After receiving a third-party tip regarding a controller's loss of electronic records due to a ransomware attack—which included employee personal data and information on security officers employed by the Company—the Polish DPA, they sought further clarification from the controller. In response, the controller acknowledged a ransomware attack that had locked access to the controller’s employee data. Lacking decryption capabilities, the controller opted against system interference. Notably, the controller did not report this incident to the DPA, viewing it as falling outside the scope of a data protection breach defined by the GDPR. Despite losing access to digital records due to the ransomware, the Company insisted that data access was blocked, not lost. They argued that this did not constitute a data breach under the GDPR ), as internal analysis indicated that no external data transfer had occurred, thus not requiring notification. The supervisory authority noted that the controller’s compliance with administrative proceedings was less than ideal. There were instances of unsigned letters and unresponsive communication.
The Polish DPA's Decision
According to the Polish DPA, the Company has fallen short of its obligations related to data protection, particularly Articles 24(1), 25(1), 32(1)(b), and 32(2) of GPDR, as It failed to exhibit that it adequately assessed the level of security about the risks associated with data processing. T The controller’s selected security measures were proven insufficient, leaving its systems vulnerable to cyber-attacks like ransomware, a predicament that has unfortunately been realized in this case.

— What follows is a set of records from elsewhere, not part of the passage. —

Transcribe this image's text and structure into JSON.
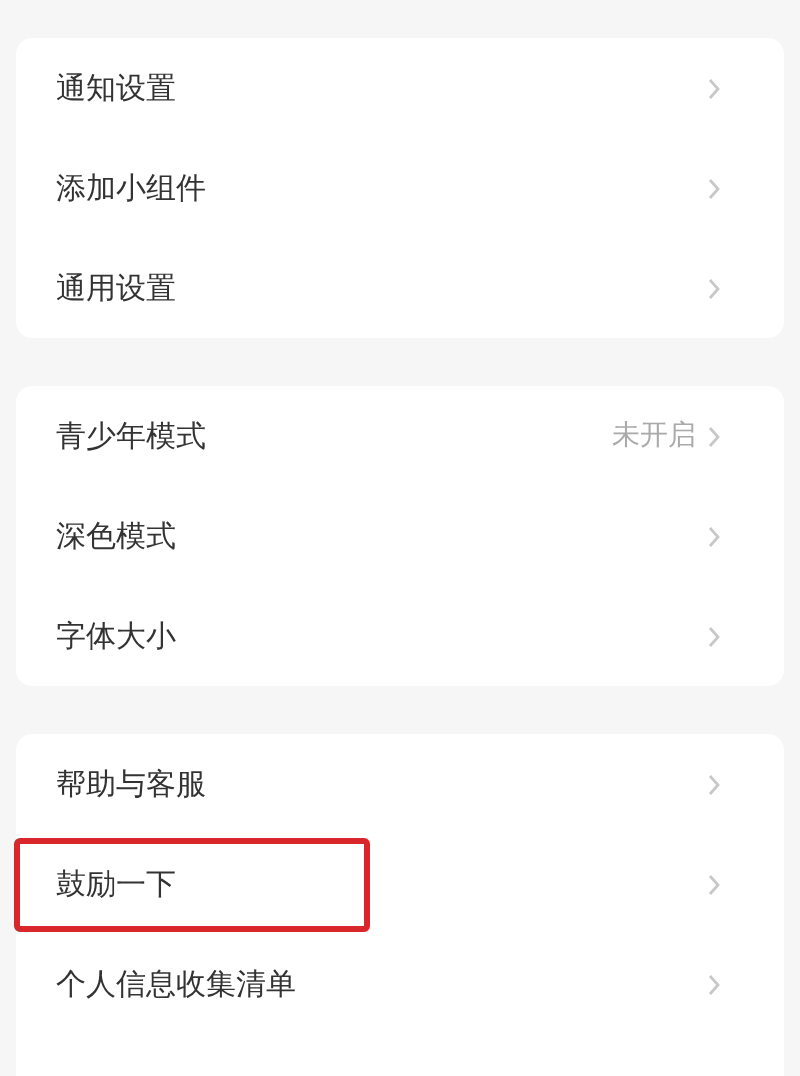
{
  "groups": [
    {
      "items": [
        {
          "label": "通知设置",
          "highlighted": false
        },
        {
          "label": "添加小组件",
          "highlighted": false
        },
        {
          "label": "通用设置",
          "highlighted": false
        }
      ]
    },
    {
      "items": [
        {
          "label": "青少年模式",
          "value": "未开启",
          "highlighted": false
        },
        {
          "label": "深色模式",
          "highlighted": false
        },
        {
          "label": "字体大小",
          "highlighted": false
        }
      ]
    },
    {
      "items": [
        {
          "label": "帮助与客服",
          "highlighted": false
        },
        {
          "label": "鼓励一下",
          "highlighted": true
        },
        {
          "label": "个人信息收集清单",
          "highlighted": false
        }
      ]
    }
  ]
}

The evidence collected by the Polish DPA suggested that the company might have failed to conduct a proper risk analysis, which is essential for defining security measures. Without an accurate risk analysis, the implemented security measures may not align with the actual risks, increasing the probability of a breach.
In the Polish DPA's opinion, this was evident when the controller’s IT system, used for data processing, was compromised, leading to the encryption of stored data due to malware. The information provided by the Company regarding the security measures it has implemented could have been more organized and more organized, leaving it unclear whether these measures met the necessary standards. In this specific case, without needing an external audit, it is apparent that the controller’s security measures were inadequate. The scale of personal data processed by the company demanded high security, which needed to be met. This breach and the response to it demonstrated glaringly the inadequacy of the meassures introduced by the controller.

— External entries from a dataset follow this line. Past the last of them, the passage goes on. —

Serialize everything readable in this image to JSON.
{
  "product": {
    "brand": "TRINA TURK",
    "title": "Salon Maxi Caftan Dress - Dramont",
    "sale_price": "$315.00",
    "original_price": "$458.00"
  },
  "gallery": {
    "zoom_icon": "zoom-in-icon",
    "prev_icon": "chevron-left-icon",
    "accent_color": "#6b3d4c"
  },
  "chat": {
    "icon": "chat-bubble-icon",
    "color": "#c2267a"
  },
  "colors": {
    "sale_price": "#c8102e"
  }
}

For the Polish DPA, security measures for ensuring data integrity and availability cannot be chosen arbitrarily. They must correspond to the nature of the data and the associated risks. Therefore, in light of this case, it is essential for companies to rigorously conduct risk analyses and implement robust security measures to safeguard personal data and comply with legal obligations effectively.
Moreover, the controller’s prior data backup protocols did not fulfil the requirements under Article 32(1)(b) and (c) of the GDPR, which requires ensuring constant availability of processing systems and services and the rapid restoration of personal data access in the event of an incident. The dialogue on security measures prompts a reminder: a controller's responsibility isn't confined to the initial establishment and implementation of data protection measures. Continuous verification of these measures is paramount, especially when personal data is processed electronically.
For the Polish DPA, the controller's inability to conclusively determine whether unauthorized access to the compromised data occurred, a palpable risk exists to the rights and freedoms of the affected individuals. The controller should have notified the DPA about the breach.
Taking above into consideration the Polish DPA decided to impose the fine on the controller in the amount of 47.160,- PLN (approx. € 10,000)
The whole decision is available here in Polish
Article provided by INPLP member: Xawery Konarski and Mateusz Kupiec (Traple Konarski Poderecki & Partners, Poland)
Dr. Tobias Höllwarth (Managing Director INPLP)